Initially, Hawdon was taking song requests from friends in order to decide what songs to cover, including diverse songs by artists like Paula Abdul, Prince, Nine Inch Nails and Men Without Hats.
“I did my best to accommodate as many of them as possible. Now, I try to do songs that seem relevant lyrically, songs I've always loved, or just songs I think would sound cool with a bunch of different players.”
Initially, a lot of the musicians Hawdon approached to join him in the videos were friends or people he had met over the years.
“Now, I’m working with [some musicians] for the first time, either because I’ve reached out to them or they’ve reached out to me. As a musician, that really is the silver lining in all of this. I've gotten to play with people in combinations that couldn’t have happened except online, and that’s not something many of us would have considered before the pandemic. Like everyone, I wish we weren’t in this terrible situation, but doing the videos has been a positive distraction.”
Recently, Hawdon took a chance and invited a special guest to join him that he didn’t expect to come on-board.
“It was a total shot in the dark. Last summer when I was in Los Angeles, I met someone who works with Harry sometimes and he encouraged me to reach out to him about these videos.”
To Hawdon’s surprise, Waters agreed right away.
“I was surprised at first. Maybe not surprised, but I was very excited. He gave me his phone number so I could call and walk him through the process, and that was it. He's a very sweet man, and it was a huge thrill for me to do this with him.”
For Hawdon, Back to the Future was his favourite movie while growing up.
“The whole trilogy is incredible. That movie made me want to skateboard, it made me love the idea of time travel, and most importantly, it made me love rock n roll.”
The song they chose to perform was one of the songs Waters performed in the film, Earth Angel, which earned the actor a gold record.
“The reaction has been great for that one. Back to the Future is such a well-loved movie, and the scene with Harry Waters Jr. singing Earth Angel is so iconic. People get a real kick out of seeing him do that same song, 35 years later, and still so beautifully.”
With the end of the pandemic not currently in sight, Hawdon isn’t sure how long he will continue making the videos.

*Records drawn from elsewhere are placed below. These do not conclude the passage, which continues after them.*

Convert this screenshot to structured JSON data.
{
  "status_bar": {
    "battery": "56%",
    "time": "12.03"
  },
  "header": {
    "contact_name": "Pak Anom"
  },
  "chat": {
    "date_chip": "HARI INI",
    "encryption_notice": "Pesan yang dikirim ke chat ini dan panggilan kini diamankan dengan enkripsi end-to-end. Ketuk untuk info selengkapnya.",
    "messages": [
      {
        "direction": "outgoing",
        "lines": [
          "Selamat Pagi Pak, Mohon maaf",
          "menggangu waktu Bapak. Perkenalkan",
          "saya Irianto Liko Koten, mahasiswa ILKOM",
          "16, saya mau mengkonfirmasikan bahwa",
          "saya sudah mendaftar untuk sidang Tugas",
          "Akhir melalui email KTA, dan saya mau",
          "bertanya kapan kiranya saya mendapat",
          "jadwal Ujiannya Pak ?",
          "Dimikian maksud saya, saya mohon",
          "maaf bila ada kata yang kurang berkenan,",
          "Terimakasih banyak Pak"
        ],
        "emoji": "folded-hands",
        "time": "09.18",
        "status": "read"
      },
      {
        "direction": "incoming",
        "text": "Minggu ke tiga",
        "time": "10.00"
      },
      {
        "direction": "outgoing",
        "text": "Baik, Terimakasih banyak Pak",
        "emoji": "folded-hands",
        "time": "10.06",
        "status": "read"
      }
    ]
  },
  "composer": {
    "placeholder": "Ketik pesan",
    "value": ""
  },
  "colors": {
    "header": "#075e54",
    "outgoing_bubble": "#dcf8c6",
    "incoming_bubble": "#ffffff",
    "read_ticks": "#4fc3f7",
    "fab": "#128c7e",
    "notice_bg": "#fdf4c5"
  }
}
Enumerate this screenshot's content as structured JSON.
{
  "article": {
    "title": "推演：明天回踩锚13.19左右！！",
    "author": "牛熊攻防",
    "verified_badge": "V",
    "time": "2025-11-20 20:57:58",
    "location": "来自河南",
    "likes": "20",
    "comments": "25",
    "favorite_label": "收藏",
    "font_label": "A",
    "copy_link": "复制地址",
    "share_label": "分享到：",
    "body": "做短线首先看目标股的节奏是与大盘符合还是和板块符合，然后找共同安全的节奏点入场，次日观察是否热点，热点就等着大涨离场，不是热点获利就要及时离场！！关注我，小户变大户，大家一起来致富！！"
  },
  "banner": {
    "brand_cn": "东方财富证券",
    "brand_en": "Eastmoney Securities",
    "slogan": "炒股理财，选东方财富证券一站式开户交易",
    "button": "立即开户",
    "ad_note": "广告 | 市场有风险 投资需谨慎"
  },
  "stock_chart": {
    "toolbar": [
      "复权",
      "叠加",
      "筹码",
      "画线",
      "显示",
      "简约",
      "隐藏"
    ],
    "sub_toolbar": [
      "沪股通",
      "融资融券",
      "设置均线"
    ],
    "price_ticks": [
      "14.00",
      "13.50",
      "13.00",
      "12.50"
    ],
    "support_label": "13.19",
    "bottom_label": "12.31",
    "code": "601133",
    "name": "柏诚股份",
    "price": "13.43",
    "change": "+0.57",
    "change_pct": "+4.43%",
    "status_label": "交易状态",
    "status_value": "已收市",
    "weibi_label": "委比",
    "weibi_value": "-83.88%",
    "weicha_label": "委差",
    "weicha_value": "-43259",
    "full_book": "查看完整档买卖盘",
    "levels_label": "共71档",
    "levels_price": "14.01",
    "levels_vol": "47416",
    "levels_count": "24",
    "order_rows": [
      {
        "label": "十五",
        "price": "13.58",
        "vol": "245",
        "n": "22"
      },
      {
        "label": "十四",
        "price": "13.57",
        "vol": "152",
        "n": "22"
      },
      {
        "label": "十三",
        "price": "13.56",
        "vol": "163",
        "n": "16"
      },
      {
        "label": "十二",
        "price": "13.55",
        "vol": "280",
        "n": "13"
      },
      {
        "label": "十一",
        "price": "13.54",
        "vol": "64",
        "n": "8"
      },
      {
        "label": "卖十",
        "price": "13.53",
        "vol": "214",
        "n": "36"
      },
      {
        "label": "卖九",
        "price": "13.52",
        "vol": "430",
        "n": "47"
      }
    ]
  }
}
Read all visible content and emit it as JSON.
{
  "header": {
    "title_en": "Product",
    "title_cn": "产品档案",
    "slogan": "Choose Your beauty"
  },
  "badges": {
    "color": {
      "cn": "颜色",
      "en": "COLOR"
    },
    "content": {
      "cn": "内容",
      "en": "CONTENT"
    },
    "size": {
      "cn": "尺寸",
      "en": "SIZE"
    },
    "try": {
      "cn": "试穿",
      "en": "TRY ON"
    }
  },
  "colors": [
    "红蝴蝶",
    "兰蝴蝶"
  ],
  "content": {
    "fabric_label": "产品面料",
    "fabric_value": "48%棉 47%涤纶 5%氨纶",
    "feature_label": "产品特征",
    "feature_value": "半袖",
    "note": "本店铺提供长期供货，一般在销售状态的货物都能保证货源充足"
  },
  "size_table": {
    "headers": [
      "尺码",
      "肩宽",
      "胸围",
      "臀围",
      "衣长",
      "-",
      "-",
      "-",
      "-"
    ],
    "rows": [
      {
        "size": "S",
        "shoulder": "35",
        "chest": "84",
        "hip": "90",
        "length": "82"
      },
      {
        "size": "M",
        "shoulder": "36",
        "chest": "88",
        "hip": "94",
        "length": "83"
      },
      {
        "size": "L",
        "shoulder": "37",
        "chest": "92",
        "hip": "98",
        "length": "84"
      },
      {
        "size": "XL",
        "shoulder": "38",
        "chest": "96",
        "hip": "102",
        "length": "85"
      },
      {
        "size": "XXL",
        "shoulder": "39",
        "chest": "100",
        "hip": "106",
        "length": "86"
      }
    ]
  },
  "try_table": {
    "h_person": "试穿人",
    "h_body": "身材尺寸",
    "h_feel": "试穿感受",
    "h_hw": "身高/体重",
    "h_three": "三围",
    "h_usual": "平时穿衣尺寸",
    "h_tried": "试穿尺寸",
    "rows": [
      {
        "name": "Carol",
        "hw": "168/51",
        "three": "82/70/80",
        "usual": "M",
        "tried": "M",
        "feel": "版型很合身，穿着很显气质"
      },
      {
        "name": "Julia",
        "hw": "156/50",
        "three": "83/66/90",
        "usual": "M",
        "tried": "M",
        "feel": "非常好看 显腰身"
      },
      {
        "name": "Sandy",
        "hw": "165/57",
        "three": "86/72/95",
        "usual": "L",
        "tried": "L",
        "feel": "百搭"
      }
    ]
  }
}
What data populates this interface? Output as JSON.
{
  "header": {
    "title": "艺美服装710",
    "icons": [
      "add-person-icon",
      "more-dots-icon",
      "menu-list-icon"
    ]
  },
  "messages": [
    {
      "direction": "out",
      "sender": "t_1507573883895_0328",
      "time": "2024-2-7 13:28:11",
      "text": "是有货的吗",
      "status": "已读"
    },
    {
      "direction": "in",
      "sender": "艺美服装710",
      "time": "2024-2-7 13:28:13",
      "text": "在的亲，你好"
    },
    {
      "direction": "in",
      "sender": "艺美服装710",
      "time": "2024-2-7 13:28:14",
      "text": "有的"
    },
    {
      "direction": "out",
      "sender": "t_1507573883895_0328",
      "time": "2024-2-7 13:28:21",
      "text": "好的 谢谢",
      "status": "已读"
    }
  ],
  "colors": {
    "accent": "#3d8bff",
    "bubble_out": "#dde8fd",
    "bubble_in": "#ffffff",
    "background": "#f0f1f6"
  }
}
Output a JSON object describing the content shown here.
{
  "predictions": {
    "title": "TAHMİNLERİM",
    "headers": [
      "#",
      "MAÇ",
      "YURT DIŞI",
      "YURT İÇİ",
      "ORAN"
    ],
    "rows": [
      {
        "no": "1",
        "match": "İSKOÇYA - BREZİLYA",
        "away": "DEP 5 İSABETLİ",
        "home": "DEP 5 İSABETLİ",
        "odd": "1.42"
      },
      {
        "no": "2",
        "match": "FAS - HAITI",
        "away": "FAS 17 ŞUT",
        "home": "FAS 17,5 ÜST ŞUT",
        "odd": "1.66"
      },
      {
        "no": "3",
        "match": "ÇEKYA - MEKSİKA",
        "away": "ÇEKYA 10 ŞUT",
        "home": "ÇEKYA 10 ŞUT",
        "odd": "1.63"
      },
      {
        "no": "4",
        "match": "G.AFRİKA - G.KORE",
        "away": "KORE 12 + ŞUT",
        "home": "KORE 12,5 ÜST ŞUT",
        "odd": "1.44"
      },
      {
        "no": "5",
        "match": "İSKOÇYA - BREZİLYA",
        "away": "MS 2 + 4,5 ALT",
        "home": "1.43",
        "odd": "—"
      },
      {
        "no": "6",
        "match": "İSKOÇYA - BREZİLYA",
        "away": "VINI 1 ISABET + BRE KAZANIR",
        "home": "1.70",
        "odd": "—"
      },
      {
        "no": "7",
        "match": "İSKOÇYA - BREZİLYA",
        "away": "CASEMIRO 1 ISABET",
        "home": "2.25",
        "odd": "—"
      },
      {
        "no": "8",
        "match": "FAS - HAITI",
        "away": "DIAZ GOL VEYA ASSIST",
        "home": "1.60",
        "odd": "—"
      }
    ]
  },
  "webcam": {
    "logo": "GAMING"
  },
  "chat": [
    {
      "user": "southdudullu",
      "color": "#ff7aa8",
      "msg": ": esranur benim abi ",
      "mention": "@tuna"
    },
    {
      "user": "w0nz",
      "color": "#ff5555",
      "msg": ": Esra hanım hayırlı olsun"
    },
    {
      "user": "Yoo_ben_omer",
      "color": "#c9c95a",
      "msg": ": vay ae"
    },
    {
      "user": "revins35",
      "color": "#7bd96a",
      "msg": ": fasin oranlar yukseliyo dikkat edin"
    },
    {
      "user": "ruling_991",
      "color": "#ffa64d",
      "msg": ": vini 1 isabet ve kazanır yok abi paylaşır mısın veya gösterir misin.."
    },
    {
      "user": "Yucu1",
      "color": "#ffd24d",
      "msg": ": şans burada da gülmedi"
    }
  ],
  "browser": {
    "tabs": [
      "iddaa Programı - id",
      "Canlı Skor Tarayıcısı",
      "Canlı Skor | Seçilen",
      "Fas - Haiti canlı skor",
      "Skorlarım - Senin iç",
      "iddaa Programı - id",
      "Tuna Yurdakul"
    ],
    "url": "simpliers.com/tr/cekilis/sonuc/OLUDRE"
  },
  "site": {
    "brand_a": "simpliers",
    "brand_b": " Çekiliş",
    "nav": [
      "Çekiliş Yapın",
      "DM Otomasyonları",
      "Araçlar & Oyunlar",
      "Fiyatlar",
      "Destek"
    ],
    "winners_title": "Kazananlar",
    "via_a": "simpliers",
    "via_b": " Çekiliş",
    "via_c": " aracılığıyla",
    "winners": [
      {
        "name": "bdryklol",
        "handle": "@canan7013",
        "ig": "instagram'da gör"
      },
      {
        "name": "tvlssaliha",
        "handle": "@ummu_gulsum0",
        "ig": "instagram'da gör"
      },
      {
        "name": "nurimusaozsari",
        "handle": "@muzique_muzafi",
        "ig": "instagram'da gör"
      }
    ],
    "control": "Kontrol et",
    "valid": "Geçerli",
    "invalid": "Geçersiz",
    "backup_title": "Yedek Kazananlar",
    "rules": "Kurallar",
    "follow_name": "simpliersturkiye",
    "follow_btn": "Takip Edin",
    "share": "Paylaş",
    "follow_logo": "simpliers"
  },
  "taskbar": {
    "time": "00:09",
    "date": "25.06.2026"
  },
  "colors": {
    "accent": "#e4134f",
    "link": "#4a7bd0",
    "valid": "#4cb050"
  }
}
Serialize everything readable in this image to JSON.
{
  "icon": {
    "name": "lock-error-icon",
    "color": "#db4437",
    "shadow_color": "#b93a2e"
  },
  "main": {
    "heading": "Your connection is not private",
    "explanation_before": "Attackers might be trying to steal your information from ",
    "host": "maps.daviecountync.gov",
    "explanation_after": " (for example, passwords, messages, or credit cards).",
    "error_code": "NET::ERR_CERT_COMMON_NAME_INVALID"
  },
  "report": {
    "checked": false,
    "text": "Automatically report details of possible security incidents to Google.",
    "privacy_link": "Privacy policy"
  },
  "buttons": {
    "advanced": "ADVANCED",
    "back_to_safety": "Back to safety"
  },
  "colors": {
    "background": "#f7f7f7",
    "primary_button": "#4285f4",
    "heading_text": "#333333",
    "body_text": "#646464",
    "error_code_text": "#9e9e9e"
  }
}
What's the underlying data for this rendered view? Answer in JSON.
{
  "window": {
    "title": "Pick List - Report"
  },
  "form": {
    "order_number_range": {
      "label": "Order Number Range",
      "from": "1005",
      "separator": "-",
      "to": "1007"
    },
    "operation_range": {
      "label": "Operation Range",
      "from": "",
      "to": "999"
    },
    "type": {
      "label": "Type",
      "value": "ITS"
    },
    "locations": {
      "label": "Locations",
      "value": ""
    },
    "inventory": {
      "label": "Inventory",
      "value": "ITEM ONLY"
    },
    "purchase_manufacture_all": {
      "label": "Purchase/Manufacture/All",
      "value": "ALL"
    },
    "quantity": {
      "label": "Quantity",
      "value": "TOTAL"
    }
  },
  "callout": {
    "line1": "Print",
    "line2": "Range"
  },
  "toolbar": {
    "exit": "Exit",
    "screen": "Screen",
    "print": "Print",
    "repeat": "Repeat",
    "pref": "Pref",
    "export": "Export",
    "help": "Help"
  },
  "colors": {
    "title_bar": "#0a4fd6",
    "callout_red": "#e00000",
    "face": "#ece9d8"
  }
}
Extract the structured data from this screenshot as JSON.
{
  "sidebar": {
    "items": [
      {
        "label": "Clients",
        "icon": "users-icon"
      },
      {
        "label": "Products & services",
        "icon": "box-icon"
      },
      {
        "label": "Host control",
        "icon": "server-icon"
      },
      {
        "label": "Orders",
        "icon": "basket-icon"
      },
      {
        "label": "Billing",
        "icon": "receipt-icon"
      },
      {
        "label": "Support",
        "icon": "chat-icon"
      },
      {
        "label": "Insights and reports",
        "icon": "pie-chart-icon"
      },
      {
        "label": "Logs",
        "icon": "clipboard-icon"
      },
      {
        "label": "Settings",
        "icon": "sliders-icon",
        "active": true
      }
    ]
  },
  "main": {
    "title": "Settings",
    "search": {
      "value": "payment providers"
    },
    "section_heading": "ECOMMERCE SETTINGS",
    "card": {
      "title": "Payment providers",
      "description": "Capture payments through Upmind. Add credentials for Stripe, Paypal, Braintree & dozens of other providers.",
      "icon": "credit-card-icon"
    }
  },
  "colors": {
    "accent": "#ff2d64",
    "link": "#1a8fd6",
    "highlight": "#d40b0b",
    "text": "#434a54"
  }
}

“It's been so much fun. It's very time consuming, but it's been an amazing distraction from the reality of the world right now,” he says. “I'd love if the videos ended tomorrow because the pandemic was over. But unfortunately, that's not going to be the case. I miss being on stage and in rehearsal rooms with my friends. In the meantime, these videos are giving me something positive to focus on, so I'll keep doing them as long as people are still enjoying them. I want to thank everyone for checking them out. We're all in this together. Stay positive, stay educated, and stay safe.”
To watch Mikey and his Uke's version of Earth Angel featuring Harry Waters Jr., click here.
To see all of the Mikey and his Uke videos, visit Hawdon's YouTube channel.